**What you are asked to do:** The entries below must be reproduced exactly; their pictures are not part of the copy.
--
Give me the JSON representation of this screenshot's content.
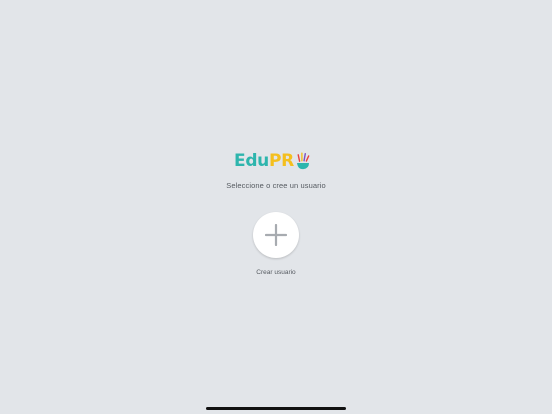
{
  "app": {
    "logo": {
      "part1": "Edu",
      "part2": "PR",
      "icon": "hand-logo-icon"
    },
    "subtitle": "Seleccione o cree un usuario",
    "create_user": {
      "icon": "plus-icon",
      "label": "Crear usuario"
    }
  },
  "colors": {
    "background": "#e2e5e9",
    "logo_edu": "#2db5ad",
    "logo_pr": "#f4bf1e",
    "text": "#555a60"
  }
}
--
**Solution to the problem:**
Give me the JSON representation of this screenshot's content.
{
  "app": {
    "logo": {
      "part1": "Edu",
      "part2": "PR",
      "icon": "hand-logo-icon"
    },
    "subtitle": "Seleccione o cree un usuario",
    "create_user": {
      "icon": "plus-icon",
      "label": "Crear usuario"
    }
  },
  "colors": {
    "background": "#e2e5e9",
    "logo_edu": "#2db5ad",
    "logo_pr": "#f4bf1e",
    "text": "#555a60"
  }
}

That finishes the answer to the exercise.